■ INFORMATION PROVIDED ■
"""

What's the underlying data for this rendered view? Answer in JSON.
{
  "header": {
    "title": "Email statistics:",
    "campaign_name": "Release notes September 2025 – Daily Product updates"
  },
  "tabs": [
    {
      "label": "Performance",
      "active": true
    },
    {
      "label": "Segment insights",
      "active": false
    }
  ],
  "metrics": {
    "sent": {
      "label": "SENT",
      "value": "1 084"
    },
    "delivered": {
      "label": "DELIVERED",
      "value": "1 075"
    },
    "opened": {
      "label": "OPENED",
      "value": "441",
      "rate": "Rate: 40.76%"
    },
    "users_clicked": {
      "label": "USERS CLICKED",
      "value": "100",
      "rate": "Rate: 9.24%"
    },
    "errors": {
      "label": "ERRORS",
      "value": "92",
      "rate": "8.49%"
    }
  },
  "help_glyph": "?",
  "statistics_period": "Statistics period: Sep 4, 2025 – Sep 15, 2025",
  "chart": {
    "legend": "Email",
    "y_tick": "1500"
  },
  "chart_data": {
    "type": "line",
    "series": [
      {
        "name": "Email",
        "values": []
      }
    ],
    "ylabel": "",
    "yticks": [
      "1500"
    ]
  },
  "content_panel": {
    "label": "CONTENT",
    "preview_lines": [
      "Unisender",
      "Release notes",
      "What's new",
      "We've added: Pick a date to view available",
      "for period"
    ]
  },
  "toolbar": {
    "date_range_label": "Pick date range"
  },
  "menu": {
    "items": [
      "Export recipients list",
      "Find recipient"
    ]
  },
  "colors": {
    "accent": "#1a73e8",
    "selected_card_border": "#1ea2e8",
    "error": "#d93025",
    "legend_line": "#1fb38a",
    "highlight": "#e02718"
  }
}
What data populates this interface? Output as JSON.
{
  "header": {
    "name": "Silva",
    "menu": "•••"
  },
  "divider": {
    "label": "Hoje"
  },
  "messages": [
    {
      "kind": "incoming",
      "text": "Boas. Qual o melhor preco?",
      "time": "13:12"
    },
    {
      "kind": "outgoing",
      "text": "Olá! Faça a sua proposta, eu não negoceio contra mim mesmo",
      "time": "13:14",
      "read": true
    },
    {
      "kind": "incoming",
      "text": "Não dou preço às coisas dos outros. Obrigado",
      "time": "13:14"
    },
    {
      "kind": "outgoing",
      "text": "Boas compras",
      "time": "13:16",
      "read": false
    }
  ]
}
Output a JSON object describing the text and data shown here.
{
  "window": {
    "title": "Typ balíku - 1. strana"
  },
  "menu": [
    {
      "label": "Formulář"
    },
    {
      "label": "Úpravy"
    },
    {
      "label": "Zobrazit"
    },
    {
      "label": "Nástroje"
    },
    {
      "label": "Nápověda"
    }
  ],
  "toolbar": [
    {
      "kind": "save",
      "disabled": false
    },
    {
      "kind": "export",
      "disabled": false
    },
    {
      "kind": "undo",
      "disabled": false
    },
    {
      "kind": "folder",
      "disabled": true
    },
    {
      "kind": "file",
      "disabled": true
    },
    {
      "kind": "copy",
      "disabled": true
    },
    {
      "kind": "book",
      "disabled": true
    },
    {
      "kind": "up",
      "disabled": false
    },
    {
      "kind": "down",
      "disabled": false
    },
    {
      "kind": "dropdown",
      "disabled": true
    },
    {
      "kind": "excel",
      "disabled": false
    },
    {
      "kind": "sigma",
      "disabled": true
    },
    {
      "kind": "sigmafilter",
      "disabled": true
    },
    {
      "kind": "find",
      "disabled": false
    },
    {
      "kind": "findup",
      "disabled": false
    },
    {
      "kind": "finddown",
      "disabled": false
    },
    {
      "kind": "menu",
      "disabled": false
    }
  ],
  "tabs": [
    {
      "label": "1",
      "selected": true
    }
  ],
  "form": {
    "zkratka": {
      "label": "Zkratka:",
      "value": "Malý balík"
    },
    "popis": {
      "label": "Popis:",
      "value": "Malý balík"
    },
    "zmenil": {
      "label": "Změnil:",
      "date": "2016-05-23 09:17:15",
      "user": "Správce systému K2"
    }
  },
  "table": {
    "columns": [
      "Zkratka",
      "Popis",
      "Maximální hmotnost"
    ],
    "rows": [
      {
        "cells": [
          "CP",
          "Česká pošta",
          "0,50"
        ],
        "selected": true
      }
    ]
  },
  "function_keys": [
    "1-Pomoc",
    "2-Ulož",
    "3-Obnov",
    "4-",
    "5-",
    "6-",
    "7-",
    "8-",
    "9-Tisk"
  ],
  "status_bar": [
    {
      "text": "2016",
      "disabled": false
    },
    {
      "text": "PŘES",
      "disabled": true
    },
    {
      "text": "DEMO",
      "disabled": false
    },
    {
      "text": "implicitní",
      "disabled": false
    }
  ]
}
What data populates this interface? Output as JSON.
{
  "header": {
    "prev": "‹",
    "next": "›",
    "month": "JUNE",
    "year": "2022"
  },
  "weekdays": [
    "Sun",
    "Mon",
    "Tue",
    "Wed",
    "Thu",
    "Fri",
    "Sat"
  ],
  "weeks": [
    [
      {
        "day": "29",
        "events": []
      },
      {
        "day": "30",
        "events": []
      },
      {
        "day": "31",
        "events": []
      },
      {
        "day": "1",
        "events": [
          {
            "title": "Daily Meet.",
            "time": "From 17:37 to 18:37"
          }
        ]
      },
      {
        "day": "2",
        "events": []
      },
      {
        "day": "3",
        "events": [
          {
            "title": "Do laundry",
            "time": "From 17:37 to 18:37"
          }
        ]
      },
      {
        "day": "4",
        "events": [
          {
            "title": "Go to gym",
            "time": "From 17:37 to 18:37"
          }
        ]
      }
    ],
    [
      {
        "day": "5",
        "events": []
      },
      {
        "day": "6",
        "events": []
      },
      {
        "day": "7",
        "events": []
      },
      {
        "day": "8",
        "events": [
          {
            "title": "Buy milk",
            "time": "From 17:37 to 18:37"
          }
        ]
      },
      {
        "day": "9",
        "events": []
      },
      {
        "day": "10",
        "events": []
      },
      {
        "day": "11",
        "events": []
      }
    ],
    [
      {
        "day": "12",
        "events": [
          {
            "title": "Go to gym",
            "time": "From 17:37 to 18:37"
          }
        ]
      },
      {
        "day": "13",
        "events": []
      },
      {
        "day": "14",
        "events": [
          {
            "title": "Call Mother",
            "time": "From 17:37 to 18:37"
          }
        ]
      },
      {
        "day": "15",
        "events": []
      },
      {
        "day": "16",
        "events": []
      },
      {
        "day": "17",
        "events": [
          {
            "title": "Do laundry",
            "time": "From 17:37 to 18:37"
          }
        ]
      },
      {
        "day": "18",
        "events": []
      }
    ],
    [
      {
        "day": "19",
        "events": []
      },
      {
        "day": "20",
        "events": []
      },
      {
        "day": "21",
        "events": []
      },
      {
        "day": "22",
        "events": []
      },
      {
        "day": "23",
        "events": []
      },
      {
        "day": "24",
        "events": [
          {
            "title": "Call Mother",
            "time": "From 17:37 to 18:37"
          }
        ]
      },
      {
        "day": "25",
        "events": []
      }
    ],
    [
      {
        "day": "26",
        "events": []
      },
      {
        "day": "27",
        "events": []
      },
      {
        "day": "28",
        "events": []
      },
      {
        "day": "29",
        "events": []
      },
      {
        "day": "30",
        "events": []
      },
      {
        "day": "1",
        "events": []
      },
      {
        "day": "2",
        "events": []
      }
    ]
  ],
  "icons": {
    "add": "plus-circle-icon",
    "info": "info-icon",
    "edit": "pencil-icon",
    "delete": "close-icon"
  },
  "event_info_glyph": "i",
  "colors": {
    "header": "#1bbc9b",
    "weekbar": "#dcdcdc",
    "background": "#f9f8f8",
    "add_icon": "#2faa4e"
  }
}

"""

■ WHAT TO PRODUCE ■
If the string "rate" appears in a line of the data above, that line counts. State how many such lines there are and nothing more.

■ SOLVED EXERCISE ■
3